One of the defining factors of esports is its economic dependence on online gambling. This is mainly because it’s nearly impossible to verify an individual’s age or citizenship when playing online. This means that gambling is completely legal, and games are able to set the odds in their favor, creating an environment that encourages frequent and heavy betting. This, in turn, attracts more people to esports and, thus, increases revenue.

While there are restrictions surrounding where you can bet online, there are no such restrictions when it comes to CSGO. This is mainly because the developers behind the game saw the potential for sports gaming, in general, to become a multi-billion-dollar industry. They wanted to ensure that there were no barriers to entry, which is why, in 2018, they established the Esports Championship Series. This is an umbrella group that manages and controls all esports-related events in North America. The most prominent of these is the Intel Extreme Masters, which brings together the best teams in the world to compete in tournament circuits around the world. These are some of the biggest tournaments in esports, attracting hundreds of thousands of concurrent viewers and, often, big money sponsorships.

Intel is one of the world’s biggest suppliers of microprocessors and, over the past few years, has been investing heavily in esports. It’s putting money into organizations, teams, and events. One of the big draws of the Intel Extreme Masters, as well as other tournament circuits like the Capcom Cup and the ELEAGUE Championship, is that they bring top tier teams from around the world, which, typically, would not get the opportunity to travel to one another’s countries. This is also a way for companies to identify potential new customers, as well as to show their support for esports, as a whole, during this unprecedented time. Teams like Ferrari, which competed at the Intel Extreme Masters this year, can be found on CSGO betting sites, where they’re available to wager on. It’s also worth noting that, in some regions, like South Korea and China, online gambling is now legal and tightly regulated, protecting players from cheating software and other security issues. This, in turn, attracts more people to esports and, thus, increases revenue.

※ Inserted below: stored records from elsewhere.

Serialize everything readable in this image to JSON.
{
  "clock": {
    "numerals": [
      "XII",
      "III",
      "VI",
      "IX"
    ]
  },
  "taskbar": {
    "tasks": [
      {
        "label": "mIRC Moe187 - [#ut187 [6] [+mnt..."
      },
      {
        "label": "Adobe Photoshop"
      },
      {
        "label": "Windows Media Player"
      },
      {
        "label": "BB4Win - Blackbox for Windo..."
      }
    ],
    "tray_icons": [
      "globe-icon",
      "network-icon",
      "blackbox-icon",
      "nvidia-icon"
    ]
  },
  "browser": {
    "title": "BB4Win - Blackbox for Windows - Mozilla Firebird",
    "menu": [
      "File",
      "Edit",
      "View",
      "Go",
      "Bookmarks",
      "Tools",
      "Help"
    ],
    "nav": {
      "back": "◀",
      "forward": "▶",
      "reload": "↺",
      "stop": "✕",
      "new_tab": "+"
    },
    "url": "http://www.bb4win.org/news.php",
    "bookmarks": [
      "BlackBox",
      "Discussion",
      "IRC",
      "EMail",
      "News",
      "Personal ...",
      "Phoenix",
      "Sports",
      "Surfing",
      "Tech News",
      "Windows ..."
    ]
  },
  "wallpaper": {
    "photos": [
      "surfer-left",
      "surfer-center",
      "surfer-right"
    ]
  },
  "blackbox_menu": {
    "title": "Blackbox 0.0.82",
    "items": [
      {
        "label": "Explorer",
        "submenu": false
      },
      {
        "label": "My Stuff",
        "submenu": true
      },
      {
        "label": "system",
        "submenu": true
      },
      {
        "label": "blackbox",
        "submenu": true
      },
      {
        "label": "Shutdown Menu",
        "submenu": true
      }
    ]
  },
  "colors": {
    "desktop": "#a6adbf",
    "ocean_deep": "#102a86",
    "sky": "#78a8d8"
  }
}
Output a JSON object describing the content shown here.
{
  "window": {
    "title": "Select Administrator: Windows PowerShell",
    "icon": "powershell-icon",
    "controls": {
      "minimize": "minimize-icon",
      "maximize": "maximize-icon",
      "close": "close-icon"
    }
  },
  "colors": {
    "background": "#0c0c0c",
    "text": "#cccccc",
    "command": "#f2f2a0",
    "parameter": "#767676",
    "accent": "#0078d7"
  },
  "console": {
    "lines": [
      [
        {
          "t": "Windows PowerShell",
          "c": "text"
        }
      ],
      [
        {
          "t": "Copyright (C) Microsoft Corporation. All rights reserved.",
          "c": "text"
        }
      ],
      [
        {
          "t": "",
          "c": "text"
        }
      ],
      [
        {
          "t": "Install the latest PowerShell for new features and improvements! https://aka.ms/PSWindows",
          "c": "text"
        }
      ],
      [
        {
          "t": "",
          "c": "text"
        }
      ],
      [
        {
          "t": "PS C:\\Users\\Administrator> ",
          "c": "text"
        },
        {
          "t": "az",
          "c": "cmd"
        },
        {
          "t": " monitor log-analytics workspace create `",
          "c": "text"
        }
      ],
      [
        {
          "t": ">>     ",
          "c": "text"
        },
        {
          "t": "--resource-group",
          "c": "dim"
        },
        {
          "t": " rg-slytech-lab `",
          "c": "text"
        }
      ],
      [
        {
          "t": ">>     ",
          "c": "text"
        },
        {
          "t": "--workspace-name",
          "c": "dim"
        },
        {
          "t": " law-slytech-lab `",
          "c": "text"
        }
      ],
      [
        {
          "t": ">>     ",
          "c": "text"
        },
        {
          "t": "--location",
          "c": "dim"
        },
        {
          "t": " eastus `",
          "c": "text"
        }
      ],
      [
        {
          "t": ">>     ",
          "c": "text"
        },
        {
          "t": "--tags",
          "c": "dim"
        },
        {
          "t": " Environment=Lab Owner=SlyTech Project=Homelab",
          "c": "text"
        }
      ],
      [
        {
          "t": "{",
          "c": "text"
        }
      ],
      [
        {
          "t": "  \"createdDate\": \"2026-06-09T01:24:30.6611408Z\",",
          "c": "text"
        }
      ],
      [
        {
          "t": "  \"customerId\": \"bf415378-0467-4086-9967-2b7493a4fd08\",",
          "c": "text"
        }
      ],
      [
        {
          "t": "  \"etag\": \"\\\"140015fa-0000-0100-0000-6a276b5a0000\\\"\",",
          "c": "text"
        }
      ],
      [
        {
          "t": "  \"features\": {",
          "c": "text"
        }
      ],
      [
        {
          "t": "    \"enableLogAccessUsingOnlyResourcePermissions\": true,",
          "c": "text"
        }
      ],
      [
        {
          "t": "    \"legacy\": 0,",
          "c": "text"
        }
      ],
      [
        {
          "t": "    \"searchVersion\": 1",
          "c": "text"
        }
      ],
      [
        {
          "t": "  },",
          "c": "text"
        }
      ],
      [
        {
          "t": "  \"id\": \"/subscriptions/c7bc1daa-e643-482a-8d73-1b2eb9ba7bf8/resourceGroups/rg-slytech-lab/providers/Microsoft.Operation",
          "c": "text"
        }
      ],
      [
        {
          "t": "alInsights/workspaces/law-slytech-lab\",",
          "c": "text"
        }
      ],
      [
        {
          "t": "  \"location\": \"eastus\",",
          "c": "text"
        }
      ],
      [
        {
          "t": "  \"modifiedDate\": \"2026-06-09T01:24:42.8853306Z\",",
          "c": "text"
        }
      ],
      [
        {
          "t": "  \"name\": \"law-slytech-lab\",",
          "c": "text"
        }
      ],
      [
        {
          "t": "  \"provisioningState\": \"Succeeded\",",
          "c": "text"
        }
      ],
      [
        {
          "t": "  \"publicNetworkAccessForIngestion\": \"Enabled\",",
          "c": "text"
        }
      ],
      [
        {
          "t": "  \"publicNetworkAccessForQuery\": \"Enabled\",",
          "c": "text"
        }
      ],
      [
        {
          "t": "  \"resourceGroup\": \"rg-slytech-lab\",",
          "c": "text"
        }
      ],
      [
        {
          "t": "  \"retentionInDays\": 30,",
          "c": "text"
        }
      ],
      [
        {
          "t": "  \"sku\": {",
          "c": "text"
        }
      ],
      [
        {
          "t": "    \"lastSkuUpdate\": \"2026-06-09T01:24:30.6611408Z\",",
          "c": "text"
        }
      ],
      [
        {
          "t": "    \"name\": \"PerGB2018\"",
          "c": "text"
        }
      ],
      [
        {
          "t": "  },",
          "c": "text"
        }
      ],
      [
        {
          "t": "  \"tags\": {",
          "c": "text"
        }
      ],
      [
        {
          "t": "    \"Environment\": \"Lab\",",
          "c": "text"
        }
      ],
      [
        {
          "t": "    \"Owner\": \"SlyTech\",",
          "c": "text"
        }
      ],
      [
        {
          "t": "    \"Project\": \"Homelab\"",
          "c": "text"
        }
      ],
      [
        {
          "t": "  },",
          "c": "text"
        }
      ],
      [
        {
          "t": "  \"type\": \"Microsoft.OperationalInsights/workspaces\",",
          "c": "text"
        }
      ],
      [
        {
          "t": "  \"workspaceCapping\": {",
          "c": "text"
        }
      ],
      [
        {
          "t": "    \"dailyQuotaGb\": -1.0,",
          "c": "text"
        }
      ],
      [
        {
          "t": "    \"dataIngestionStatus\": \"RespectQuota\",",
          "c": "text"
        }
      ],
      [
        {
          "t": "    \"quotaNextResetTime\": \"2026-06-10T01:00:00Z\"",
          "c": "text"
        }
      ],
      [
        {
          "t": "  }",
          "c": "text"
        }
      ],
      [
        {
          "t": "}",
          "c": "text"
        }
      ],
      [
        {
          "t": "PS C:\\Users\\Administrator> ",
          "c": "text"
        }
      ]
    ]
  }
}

What’s Next?

While the world of esports was in a state of shock at the outset of the COVID-19 pandemic, it quickly took firm and decisive action since it had the potential to lose so much money if participants, teams, and leagues weren’t able to organize. Even with online gambling now legal in some regions, the industry is still largely unregulated and a cause for concern, especially since many sports betting companies have turned to crypto-currencies, like Bitcoin, for transactions, as a way to maintain their anonymity.

Since the start of this year, various industry bodies have worked together to establish best practices for esports, including establishing rules surrounding competitions and setting standards for equipment and accommodations. Of course, there are still major issues surrounding online gambling and security (which, again, is a cause for major concern), but, at least, we’re moving in the right direction.

It’s inevitable that, as technology advances and the world reverts back to something resembling “normal,” the economics of gaming will change. Cloud 9, specifically, could see an increased reliance on merchandise sales, due to its hugely popular documentary series “The Inner Circle,” which explores the business of esports. The company’s founder, Jeff Wilkins, recently said that the team is exploring ways to “disrupt the industry,” with merchandise likely to become a bigger focus, especially since the COVID-19 pandemic continues to loom over the world of esports, as businesses are still struggling to figure out how to move forward, as well as when and where they can stage events.